No county homeless here -- for now
After pushback, Shafter Farm Labor Camp dropped from plan
October 31, 2019 | View PDF
The Kern Housing Authority announced recently that they will be utilizing a farm labor camp in the Arvin/Lamont area to house approximately 50 to 75 women this year while the camp is essentially empty during the winter months.
In a report just two months ago, the office was considering using the Shafter Farm Labor Camp on Highway 43 and Merced Avenue midway between Shafter and Wasco, which drew a large amount of opposition. Concerned citizens made phone calls to Supervisor David Couch's office; they also appeared at a City Council meeting, speaking out against the move.
The council sent a letter to the Kern Housing Authority informing the authority that they would have to follow all zoning ordinances and regulations to convert the labor camp into a homeless shelter.
The Housing Authority answered the council's correspondence with a letter that detailed the discussions that had been made, saying they never intended to convert the camp into a homeless shelter. Steve Pelz, of the Kern Housing Authority, had explained in an interview, "This would not be a homeless center situation. The women would have food provided to them and would have transportation provided, deeming it unnecessary for the women to go into the city of Shafter."
He also stated that the women would be assisted in finding housing and employment in the areas in which they came from. The communities of Shafter and Wasco both showed no confidence in the plan and its citizens spoke out against it. Colleen Diltz, a Shafter resident said, "I don't think that it is right for them to really put their problem on us. We have a few people who are homeless in Shafter, but I would not call it a problem. We shouldn't have to have their problem put on us."
This brought up the topic of the homeless in Shafter.

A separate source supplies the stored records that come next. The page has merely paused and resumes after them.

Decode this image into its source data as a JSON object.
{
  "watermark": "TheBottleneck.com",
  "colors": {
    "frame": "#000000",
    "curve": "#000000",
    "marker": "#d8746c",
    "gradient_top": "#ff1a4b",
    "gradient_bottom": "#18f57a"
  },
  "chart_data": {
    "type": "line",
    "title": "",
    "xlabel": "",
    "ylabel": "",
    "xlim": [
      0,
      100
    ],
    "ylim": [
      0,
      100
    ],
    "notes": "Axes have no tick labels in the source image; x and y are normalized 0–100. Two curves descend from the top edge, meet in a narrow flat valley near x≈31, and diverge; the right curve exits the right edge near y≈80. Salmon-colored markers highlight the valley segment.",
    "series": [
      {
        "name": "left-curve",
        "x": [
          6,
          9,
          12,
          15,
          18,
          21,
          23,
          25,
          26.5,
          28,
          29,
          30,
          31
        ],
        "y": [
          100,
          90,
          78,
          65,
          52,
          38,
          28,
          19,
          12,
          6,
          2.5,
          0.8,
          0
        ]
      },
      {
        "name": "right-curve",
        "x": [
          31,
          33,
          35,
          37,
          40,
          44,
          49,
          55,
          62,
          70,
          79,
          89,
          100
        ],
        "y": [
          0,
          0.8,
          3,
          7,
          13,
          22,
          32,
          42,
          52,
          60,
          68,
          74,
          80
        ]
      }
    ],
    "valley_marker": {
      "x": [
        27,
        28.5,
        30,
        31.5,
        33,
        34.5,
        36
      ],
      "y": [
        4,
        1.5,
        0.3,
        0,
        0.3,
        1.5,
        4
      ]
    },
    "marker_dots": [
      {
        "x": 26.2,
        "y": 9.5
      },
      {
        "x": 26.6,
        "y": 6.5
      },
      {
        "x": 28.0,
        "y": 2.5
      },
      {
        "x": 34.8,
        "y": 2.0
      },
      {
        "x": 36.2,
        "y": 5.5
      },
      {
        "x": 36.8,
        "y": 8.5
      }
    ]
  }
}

Does Shafter have a homelessness problem? It seems to depend on who you talk to.
Captain Diana Burnett of the Shafter Police Department said that they deal with a few people in their duties. "We see a couple of homeless people in the course of our day, and we often try to offer to take them to a shelter or somewhere where they can get some help. But, the majority of them don't want to go. They either don't want to leave Shafter or they don't want to get clean, which a lot of the shelters and their programs require."

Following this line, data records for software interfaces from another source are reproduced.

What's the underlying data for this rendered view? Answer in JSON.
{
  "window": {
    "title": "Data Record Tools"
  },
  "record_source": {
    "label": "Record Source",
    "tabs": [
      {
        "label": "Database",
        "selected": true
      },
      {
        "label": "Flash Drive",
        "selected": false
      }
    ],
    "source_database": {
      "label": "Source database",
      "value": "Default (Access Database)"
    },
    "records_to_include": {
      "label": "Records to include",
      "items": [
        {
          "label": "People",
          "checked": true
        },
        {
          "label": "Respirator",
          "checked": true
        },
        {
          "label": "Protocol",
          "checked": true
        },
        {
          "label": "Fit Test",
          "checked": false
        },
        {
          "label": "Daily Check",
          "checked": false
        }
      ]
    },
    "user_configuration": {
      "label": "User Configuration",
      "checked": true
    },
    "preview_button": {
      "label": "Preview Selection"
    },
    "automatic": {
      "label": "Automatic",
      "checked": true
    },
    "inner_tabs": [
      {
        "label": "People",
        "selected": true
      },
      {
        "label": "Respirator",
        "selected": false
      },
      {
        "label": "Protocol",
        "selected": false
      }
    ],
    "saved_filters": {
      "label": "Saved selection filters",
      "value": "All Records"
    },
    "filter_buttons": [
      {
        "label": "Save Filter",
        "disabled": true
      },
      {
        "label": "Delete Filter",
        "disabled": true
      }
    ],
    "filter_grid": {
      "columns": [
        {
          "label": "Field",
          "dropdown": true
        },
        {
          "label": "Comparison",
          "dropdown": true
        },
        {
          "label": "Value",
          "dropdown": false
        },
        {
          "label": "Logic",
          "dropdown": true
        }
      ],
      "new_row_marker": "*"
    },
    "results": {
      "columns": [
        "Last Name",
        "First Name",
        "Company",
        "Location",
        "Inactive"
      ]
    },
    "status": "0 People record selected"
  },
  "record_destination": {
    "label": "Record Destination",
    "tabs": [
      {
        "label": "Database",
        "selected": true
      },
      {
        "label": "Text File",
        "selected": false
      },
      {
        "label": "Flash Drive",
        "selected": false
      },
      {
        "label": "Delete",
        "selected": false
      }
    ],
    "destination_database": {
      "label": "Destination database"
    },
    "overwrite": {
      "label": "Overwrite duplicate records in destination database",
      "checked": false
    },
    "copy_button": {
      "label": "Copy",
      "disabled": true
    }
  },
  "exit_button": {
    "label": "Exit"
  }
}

There are also a couple of local businesses who say that there are a few people that hang out on their properties. Sammy Ayash, of Frosty King on Highway 43, said that they have a few people that hang out there, but it is usually after they are closed.

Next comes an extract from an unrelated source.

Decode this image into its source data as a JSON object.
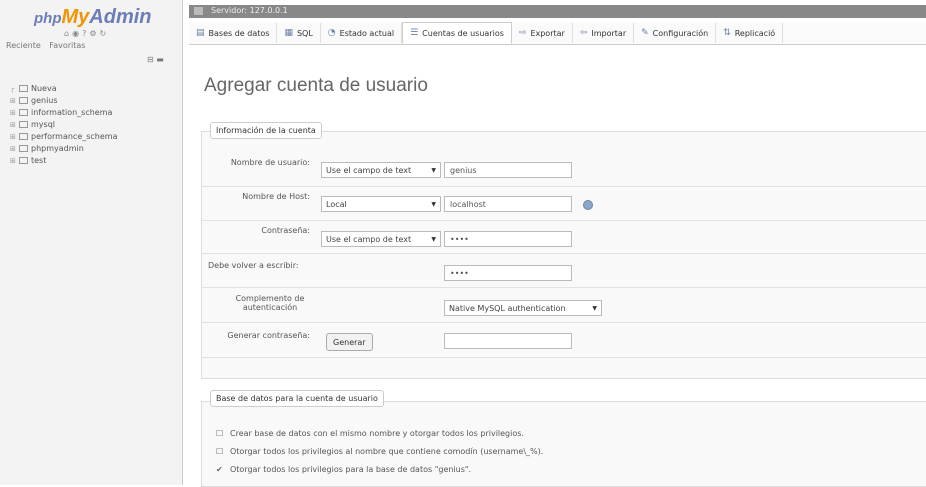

The members of the Shafter Press staff have seen firsthand the evidence of at least a few homeless people in Shafter. Before the City of Shafter, who owns the property the office is located on, cut back a grove of trees right beside the parking lot at the office, there was an encampment there. Staff coming in in the morning would see clothes hanging from the branches, cardboard boxes laid down and blankets strewn on the site, creating a makeshift camp.
At the last census of the homeless, there were 15 people counted in the Shafter/Wasco area. Councilmember Cathy Prout said that there might be a few homeless people in town, but the Shafter Police Department does a great job in keeping them moving and not allowing them to stay in one place for too long.
Citizens had asked why Bakersfield and Kern County would make their problem one for Shafter and Wasco. According to Mayor Pro-Tem Cesar Lopez and Mayor Gilbert Alvarado, who spoke briefly about the topic during the last Shafter meeting, the Kern Housing Authority decided to forego the Shafter option for this year, but they fear that the city may be in for a fight when it comes this time next year.